[Problem] Find every line in the records below that contains the word "selected", and copy each such line.

[Study material]
════════

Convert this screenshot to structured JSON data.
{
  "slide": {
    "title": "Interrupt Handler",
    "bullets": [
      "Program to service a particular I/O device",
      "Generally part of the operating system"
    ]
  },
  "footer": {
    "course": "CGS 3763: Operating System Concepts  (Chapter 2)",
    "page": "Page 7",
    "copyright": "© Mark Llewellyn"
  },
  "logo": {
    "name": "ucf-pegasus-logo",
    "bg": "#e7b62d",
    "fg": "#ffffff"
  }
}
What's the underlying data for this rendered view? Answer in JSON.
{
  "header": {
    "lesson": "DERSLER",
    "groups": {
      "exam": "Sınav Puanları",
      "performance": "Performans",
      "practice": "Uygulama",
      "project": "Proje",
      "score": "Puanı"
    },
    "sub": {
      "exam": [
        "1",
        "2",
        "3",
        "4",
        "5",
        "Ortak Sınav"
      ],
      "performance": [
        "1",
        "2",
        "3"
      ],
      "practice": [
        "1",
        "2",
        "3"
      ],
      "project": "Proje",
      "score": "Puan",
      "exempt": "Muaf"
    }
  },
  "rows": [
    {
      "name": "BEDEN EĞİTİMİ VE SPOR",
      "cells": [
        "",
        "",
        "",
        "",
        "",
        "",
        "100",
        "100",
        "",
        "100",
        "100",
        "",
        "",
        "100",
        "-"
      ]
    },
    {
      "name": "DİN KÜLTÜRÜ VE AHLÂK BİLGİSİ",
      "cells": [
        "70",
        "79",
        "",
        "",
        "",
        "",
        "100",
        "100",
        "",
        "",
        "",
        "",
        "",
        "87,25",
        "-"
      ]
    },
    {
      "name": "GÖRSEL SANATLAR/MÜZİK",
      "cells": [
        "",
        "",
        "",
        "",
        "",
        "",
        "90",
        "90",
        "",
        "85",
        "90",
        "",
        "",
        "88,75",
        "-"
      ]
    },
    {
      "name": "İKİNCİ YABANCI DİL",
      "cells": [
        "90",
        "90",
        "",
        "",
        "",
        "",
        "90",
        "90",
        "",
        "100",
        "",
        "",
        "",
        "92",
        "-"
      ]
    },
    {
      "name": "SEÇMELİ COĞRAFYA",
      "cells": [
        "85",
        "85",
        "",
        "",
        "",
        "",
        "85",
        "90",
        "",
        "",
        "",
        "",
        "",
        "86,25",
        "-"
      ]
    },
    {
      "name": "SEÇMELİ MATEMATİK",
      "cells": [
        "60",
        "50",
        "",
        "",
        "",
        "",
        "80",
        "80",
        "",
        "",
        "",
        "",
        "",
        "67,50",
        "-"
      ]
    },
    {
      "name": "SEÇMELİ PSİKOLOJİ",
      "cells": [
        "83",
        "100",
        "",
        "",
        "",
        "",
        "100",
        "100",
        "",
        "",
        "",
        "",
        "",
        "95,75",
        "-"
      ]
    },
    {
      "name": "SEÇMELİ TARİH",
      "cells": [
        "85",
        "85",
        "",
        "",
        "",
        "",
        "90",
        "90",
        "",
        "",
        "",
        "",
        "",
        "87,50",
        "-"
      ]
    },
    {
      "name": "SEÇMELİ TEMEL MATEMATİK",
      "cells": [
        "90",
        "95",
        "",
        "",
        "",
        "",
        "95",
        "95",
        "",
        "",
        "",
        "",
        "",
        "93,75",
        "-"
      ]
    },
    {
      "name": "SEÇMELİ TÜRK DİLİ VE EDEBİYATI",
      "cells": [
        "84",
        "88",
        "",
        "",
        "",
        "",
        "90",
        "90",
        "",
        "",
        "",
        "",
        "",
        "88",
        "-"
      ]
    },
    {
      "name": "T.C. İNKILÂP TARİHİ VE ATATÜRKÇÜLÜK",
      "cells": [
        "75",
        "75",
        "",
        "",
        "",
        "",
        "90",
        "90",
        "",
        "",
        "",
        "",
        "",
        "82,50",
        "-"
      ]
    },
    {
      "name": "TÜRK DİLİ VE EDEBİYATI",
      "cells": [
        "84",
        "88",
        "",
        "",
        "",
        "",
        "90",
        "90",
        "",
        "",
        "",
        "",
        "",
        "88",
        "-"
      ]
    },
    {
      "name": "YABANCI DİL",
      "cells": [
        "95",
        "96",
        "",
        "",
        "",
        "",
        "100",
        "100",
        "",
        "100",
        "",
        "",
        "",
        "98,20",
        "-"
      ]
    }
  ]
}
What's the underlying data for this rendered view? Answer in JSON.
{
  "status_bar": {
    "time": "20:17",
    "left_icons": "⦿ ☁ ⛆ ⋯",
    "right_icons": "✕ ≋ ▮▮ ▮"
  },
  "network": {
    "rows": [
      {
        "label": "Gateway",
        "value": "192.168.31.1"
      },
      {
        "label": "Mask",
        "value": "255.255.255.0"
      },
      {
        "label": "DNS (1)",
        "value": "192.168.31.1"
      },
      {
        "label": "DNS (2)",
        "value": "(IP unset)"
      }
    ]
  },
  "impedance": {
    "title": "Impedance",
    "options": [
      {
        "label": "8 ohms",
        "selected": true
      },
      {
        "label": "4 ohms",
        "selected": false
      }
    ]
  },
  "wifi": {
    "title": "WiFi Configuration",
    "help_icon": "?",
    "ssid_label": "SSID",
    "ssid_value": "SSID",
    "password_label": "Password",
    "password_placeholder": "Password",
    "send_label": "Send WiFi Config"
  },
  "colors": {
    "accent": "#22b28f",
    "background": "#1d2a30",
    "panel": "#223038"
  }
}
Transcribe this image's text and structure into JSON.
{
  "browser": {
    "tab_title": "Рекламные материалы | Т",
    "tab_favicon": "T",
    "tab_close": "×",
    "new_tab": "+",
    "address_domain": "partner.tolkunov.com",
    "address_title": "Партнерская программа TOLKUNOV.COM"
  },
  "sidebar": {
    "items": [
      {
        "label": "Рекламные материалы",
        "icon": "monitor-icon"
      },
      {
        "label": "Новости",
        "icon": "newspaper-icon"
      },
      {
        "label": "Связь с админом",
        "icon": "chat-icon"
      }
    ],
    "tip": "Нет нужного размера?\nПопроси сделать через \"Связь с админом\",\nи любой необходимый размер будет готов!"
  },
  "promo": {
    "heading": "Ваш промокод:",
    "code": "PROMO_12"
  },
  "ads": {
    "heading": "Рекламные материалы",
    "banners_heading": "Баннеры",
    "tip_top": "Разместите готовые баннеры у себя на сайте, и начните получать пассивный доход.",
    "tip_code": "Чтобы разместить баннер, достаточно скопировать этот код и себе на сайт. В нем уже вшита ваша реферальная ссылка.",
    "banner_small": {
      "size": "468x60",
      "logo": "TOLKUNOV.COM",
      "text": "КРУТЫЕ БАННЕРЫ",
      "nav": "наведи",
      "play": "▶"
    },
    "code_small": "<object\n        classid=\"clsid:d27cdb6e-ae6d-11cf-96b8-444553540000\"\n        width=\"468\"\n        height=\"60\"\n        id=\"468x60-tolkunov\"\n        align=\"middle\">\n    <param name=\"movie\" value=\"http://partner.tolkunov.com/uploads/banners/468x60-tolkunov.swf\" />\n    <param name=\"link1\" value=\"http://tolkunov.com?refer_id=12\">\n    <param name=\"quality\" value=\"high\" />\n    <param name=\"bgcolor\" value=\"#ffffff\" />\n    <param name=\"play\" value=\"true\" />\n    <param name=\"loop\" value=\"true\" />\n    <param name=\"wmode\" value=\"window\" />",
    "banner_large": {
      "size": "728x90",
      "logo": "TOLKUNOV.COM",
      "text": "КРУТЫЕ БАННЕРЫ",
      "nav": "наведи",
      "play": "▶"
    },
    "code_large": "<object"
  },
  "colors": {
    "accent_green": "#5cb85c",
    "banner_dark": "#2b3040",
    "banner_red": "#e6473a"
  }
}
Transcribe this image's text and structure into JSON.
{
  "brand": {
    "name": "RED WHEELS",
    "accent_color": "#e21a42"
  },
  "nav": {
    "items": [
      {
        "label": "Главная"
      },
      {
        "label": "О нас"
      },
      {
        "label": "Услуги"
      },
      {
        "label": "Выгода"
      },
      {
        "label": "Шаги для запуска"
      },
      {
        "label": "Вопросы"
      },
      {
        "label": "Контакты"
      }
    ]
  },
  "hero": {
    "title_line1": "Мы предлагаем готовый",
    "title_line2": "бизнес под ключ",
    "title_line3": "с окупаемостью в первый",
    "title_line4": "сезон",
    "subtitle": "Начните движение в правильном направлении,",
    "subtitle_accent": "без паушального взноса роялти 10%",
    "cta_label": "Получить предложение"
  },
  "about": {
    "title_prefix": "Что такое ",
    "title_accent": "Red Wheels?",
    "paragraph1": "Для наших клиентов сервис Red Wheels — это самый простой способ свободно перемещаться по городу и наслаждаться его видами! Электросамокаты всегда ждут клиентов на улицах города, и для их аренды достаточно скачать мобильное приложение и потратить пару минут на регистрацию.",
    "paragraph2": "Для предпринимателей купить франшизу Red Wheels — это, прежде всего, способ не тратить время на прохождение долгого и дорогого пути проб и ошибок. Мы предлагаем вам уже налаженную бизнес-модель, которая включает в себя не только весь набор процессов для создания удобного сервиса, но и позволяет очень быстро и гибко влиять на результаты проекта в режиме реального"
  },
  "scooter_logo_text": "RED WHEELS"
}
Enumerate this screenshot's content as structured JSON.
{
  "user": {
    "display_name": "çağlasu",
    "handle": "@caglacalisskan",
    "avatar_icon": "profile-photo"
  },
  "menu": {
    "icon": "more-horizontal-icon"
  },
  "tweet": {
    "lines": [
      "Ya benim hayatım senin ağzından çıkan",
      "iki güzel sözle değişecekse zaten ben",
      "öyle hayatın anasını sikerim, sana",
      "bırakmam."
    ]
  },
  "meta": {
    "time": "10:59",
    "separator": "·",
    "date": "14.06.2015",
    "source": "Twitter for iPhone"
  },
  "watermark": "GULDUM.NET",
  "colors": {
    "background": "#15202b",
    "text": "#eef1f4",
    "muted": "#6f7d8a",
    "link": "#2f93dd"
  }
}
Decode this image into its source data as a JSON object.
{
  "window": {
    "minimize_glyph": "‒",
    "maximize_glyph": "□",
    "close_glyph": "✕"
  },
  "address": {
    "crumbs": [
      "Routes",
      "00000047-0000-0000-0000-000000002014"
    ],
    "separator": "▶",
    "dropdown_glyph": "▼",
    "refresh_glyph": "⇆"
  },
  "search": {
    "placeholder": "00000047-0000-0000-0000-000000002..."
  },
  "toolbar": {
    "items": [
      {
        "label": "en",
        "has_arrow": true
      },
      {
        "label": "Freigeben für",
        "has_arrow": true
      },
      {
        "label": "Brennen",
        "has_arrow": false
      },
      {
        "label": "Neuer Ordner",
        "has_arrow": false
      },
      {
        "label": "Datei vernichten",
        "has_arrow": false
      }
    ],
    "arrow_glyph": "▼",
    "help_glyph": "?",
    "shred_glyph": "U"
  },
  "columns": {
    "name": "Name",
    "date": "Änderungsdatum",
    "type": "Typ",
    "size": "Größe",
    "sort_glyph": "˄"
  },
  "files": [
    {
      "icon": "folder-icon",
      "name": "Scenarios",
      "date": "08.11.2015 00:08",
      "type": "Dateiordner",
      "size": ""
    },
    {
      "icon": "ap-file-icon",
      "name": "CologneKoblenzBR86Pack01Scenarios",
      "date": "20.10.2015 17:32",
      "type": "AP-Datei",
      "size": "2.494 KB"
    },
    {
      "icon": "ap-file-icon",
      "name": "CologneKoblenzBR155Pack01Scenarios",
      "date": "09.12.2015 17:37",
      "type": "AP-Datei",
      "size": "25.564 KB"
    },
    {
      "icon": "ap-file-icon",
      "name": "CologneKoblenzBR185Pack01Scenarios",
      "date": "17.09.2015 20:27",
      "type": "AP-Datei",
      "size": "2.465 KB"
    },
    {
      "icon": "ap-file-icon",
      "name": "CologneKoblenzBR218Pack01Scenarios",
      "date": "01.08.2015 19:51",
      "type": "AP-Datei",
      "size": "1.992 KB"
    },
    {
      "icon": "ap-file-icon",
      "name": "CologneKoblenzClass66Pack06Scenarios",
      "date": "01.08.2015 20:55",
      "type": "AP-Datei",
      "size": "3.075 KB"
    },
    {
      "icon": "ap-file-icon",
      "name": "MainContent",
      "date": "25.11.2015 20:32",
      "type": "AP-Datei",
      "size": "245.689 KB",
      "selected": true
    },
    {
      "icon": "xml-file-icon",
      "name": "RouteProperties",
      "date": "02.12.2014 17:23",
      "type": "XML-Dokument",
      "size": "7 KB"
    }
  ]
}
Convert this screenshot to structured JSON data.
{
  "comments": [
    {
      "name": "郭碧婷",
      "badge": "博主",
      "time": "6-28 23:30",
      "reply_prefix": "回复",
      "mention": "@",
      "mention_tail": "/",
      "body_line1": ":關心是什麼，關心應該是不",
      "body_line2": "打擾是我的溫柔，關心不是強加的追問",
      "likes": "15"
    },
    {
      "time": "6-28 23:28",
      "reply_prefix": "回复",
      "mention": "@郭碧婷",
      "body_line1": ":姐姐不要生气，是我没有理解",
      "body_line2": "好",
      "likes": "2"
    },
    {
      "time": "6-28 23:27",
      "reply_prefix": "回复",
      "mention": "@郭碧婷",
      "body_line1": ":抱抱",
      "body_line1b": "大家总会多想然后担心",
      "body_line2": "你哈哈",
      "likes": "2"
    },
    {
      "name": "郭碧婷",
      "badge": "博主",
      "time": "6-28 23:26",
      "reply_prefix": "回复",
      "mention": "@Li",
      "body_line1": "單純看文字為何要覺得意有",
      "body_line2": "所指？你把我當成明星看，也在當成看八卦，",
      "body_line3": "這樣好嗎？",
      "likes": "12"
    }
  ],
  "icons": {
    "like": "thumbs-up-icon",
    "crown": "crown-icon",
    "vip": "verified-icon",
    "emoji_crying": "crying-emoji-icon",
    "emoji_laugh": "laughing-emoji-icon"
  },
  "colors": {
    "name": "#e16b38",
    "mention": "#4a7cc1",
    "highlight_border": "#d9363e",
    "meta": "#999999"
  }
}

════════

[Output for this exercise]
        "selected": true
        "selected": false
      "selected": true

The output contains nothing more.